§ **Try it**: The word to look for is "Remove". Report every line of the entries below that has it.

§ **Records to process**:

════

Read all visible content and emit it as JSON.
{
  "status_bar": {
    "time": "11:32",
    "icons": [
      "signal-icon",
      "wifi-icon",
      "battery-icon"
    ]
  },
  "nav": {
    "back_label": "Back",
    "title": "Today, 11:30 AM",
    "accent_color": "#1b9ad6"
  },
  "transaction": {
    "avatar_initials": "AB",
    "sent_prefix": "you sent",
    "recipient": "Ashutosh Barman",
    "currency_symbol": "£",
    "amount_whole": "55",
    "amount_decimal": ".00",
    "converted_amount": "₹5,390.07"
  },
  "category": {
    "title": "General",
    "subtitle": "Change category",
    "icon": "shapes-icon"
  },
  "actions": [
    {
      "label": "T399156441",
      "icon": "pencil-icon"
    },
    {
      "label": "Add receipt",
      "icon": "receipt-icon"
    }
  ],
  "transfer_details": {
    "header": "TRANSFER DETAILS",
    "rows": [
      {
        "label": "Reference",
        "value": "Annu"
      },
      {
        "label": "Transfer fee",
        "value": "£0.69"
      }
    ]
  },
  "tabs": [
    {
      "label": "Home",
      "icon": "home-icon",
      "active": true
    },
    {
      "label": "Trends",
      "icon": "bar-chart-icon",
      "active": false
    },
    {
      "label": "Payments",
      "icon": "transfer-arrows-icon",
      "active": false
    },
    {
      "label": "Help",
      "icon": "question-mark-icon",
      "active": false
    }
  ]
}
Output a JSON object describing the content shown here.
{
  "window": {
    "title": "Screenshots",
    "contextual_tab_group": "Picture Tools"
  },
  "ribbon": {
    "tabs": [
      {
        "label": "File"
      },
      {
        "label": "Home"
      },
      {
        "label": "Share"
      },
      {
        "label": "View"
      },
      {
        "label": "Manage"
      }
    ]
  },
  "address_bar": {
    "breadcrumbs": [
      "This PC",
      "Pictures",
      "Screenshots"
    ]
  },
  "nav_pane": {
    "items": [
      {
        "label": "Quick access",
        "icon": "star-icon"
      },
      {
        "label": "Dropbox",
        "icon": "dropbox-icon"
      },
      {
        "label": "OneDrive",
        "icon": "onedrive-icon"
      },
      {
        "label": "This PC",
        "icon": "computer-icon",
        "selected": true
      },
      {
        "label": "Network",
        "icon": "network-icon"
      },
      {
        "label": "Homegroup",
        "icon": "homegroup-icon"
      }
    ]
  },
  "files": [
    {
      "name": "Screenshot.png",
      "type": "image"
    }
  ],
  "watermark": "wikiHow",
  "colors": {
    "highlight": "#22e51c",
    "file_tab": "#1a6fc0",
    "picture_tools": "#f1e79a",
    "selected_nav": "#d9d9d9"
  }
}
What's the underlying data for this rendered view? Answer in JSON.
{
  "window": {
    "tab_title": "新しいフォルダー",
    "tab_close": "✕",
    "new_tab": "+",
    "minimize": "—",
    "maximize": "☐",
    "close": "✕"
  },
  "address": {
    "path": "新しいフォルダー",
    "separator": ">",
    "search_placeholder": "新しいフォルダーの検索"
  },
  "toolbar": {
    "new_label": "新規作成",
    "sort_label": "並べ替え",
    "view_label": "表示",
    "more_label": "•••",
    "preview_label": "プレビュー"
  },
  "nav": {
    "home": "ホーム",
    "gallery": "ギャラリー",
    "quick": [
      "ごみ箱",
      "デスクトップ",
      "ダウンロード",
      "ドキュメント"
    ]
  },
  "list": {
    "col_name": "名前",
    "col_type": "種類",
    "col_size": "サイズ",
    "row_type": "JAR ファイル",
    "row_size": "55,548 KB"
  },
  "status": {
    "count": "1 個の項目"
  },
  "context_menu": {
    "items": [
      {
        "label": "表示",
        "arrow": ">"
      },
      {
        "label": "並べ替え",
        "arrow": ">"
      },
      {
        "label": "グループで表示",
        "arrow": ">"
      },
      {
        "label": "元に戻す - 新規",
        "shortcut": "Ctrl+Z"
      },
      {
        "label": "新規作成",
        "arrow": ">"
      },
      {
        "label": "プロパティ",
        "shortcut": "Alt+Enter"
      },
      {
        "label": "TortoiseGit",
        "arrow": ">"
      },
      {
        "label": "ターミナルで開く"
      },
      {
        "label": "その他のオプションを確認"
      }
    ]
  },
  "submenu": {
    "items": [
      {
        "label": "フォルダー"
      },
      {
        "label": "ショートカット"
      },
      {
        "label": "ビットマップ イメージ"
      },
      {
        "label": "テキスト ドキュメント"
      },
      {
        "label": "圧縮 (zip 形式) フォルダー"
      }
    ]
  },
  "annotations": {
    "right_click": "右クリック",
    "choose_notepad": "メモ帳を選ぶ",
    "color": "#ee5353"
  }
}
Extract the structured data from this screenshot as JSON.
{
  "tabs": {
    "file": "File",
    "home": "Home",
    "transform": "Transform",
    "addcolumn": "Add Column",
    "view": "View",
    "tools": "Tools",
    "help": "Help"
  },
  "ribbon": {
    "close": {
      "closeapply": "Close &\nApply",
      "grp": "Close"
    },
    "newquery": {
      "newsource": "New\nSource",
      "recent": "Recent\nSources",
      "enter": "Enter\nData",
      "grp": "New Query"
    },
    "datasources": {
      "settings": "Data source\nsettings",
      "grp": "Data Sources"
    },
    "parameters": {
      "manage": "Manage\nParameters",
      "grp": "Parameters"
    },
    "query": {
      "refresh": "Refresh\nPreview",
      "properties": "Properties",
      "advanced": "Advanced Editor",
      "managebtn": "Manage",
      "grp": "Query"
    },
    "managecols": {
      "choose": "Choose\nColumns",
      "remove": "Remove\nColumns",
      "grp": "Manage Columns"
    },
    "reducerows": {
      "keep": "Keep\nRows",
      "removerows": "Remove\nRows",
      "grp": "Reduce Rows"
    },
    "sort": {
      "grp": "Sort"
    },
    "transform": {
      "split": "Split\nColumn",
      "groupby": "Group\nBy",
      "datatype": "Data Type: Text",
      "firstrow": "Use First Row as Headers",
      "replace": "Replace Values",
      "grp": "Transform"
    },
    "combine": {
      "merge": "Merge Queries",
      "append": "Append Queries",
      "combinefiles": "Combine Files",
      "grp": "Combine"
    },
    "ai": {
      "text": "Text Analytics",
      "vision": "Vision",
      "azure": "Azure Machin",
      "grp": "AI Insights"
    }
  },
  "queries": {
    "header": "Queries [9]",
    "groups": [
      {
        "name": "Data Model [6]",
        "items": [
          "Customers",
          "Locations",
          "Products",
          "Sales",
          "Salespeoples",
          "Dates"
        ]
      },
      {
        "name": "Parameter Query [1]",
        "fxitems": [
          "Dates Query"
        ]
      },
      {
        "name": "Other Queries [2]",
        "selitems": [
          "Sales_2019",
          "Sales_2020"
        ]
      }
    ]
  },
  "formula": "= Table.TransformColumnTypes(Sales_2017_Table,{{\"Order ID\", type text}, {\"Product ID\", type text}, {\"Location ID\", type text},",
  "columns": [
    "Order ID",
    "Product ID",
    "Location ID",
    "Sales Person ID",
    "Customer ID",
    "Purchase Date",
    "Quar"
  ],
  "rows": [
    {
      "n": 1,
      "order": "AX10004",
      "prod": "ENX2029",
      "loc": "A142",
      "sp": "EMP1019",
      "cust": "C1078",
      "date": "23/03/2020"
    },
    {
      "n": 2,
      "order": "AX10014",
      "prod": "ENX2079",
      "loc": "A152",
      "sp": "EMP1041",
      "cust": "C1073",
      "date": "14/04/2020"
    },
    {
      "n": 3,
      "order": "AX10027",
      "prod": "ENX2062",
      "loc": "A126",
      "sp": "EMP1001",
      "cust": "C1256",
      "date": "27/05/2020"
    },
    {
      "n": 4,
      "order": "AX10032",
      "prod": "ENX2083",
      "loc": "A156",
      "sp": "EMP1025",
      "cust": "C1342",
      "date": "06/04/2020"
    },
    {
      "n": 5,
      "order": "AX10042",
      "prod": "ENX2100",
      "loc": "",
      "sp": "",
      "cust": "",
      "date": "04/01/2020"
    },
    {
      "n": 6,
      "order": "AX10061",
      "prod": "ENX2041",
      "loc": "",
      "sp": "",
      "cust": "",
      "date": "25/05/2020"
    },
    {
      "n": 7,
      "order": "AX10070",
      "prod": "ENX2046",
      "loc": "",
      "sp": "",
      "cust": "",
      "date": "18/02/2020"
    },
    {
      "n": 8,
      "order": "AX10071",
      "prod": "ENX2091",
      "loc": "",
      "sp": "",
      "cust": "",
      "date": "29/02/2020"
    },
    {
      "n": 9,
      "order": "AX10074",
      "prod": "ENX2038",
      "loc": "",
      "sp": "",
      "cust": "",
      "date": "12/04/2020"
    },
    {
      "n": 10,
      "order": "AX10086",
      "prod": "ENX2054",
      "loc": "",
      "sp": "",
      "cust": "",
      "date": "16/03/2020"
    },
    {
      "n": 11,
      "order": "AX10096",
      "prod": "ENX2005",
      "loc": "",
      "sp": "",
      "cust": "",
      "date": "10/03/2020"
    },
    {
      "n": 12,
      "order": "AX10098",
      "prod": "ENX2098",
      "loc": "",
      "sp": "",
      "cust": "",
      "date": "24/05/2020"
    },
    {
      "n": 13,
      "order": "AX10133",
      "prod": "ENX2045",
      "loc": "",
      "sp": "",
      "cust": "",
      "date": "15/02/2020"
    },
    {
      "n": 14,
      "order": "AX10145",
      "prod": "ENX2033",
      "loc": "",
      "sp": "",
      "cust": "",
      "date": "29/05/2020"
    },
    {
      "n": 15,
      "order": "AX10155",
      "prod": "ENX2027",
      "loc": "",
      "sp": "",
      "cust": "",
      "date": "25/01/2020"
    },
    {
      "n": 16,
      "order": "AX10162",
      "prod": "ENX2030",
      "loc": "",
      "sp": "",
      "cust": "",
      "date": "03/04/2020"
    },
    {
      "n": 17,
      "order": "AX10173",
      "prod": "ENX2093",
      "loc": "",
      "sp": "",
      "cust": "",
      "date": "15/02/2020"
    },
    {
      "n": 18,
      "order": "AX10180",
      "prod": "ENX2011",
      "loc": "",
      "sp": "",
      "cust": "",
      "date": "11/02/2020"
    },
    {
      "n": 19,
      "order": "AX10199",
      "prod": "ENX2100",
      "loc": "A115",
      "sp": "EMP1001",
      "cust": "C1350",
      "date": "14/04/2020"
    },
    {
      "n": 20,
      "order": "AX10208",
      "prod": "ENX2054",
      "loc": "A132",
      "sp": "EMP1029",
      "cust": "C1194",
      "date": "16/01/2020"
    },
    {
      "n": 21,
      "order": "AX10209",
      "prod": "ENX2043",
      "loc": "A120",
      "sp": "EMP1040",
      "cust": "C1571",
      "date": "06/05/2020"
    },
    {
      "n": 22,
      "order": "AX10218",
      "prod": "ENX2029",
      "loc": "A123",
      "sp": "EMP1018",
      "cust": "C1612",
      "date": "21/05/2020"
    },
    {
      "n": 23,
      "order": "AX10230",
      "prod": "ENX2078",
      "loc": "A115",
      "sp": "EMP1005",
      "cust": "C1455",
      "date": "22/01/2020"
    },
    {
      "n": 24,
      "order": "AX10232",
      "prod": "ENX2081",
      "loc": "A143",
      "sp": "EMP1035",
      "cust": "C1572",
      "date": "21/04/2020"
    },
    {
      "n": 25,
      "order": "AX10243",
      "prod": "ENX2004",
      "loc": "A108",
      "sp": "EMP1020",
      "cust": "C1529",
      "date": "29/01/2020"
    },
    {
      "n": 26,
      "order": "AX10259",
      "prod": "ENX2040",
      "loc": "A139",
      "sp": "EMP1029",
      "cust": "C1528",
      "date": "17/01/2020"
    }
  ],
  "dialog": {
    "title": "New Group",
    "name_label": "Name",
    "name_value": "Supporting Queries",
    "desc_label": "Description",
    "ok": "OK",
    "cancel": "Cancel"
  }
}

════

§ **Result below**:
      "remove": "Remove\nColumns",
      "removerows": "Remove\nRows",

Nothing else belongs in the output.